Exercise goal =>
Scan the data below and give the number of lines that include the word "English", with no other words.

Supplied material =>

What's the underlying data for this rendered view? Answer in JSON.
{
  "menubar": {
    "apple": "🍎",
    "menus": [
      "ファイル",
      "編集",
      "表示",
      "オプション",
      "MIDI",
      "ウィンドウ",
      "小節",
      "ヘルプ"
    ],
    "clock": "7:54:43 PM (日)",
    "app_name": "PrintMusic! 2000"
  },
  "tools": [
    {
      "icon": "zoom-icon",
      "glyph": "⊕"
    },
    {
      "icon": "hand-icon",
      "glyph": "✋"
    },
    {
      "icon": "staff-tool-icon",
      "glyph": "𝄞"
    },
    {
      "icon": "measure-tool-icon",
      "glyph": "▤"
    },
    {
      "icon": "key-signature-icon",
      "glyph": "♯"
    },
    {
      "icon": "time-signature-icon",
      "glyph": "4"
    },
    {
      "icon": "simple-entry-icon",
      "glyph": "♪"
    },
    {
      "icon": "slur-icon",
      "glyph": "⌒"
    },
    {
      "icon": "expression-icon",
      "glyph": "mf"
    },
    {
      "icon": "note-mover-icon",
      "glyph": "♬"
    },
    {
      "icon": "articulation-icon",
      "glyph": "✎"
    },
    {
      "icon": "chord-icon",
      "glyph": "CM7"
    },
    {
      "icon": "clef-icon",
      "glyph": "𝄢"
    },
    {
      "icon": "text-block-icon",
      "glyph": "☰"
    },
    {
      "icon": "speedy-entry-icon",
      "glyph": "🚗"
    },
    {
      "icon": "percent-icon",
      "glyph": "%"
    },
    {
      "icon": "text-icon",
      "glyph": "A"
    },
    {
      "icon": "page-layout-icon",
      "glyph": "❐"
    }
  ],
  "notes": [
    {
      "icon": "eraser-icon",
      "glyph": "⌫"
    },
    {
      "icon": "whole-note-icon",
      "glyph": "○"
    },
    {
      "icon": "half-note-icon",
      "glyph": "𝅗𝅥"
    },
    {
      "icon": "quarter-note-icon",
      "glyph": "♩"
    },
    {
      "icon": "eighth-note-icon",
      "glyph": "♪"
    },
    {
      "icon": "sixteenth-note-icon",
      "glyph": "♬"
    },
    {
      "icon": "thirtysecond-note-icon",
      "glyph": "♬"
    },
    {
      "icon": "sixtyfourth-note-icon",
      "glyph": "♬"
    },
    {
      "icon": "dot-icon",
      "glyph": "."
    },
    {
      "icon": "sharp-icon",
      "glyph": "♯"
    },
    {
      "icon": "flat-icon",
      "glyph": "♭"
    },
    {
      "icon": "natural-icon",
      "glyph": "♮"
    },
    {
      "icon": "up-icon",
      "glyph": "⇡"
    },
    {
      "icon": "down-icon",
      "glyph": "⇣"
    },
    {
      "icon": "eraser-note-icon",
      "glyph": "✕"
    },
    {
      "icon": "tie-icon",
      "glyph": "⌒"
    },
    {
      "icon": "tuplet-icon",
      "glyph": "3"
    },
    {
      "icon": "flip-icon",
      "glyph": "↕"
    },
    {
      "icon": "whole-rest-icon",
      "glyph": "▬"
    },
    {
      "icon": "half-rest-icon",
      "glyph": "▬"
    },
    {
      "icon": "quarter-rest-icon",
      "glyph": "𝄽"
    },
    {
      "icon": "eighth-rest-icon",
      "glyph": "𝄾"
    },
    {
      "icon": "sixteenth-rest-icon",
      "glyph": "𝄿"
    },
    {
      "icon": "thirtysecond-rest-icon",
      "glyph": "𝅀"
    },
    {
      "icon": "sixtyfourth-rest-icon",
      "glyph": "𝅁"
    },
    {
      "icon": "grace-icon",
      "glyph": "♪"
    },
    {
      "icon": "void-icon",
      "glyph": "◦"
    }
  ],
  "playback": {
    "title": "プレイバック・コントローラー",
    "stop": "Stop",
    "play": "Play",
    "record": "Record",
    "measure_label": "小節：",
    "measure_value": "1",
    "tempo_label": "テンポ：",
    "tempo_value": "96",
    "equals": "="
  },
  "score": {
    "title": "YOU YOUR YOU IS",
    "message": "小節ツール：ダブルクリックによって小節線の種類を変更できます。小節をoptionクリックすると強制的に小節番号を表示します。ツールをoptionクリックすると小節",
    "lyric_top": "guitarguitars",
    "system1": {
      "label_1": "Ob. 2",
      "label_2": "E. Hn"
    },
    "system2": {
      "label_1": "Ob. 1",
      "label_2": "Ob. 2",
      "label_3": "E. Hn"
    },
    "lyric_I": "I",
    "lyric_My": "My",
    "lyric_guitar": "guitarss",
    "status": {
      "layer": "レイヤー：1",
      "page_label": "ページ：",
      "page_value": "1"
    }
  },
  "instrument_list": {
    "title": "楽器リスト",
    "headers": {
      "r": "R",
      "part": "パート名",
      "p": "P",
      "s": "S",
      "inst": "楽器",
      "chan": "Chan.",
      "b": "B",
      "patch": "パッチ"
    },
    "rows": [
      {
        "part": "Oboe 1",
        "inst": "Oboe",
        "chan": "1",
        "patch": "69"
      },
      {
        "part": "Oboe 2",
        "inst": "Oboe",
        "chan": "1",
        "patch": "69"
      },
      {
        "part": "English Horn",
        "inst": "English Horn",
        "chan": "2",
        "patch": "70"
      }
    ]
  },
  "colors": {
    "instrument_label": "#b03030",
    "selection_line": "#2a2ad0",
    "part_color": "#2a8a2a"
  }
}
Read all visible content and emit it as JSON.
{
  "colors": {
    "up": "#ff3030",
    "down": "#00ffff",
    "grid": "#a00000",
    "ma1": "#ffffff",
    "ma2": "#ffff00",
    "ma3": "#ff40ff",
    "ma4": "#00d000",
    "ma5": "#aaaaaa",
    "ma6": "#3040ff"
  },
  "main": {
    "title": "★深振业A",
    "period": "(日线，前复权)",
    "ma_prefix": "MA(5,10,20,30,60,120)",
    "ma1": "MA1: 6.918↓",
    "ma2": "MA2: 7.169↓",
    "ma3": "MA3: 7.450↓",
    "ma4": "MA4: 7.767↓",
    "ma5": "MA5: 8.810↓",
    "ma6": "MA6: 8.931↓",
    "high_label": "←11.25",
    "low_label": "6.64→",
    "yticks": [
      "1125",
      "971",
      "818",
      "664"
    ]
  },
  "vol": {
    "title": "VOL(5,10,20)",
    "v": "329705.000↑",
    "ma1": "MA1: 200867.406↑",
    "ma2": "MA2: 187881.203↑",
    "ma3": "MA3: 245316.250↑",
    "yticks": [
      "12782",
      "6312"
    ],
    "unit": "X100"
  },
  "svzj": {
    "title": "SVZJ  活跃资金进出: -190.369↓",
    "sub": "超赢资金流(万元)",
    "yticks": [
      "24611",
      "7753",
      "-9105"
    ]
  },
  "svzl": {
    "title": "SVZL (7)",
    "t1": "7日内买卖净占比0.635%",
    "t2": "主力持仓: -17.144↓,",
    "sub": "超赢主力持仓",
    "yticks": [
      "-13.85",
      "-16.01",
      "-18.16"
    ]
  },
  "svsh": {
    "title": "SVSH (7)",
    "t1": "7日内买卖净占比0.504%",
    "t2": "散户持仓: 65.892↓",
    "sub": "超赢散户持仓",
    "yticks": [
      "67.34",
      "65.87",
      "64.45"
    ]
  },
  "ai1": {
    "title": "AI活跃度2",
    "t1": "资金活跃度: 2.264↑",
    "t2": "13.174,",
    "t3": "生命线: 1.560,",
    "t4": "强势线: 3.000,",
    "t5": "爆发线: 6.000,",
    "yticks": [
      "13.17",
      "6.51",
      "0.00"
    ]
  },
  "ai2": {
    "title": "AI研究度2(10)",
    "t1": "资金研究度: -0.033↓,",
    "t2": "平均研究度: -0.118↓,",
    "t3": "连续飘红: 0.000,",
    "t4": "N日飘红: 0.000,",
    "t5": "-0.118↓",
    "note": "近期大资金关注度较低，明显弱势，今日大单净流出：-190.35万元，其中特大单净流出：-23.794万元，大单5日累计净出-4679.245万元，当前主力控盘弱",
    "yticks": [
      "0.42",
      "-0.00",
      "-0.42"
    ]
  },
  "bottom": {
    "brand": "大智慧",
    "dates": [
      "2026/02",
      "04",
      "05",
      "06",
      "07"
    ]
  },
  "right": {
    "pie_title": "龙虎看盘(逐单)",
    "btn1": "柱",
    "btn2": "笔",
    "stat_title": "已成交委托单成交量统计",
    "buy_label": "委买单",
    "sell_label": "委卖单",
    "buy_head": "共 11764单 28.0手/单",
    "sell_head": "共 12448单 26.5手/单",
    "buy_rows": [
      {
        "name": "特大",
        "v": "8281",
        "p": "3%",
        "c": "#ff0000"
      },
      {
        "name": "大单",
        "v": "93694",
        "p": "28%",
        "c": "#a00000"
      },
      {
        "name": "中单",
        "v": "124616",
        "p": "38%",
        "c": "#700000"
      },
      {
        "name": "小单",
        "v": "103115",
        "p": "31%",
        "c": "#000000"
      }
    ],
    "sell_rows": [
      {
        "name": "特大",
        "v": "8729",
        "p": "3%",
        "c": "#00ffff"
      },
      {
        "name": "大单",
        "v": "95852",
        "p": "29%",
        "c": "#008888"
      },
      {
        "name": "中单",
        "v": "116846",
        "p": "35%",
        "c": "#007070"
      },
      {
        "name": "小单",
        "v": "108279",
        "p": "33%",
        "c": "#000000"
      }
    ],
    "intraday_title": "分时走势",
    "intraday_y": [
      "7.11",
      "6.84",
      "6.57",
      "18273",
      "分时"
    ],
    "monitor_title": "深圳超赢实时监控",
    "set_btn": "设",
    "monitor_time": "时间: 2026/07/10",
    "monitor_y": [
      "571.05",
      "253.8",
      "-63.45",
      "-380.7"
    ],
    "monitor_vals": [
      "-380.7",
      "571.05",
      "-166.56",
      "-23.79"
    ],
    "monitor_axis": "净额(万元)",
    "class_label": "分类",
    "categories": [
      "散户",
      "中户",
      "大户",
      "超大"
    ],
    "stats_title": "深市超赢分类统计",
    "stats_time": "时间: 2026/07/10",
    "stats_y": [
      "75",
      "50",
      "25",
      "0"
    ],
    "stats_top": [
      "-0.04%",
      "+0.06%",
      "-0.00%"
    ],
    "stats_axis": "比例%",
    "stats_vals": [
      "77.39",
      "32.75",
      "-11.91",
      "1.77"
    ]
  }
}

Solved problem =>
2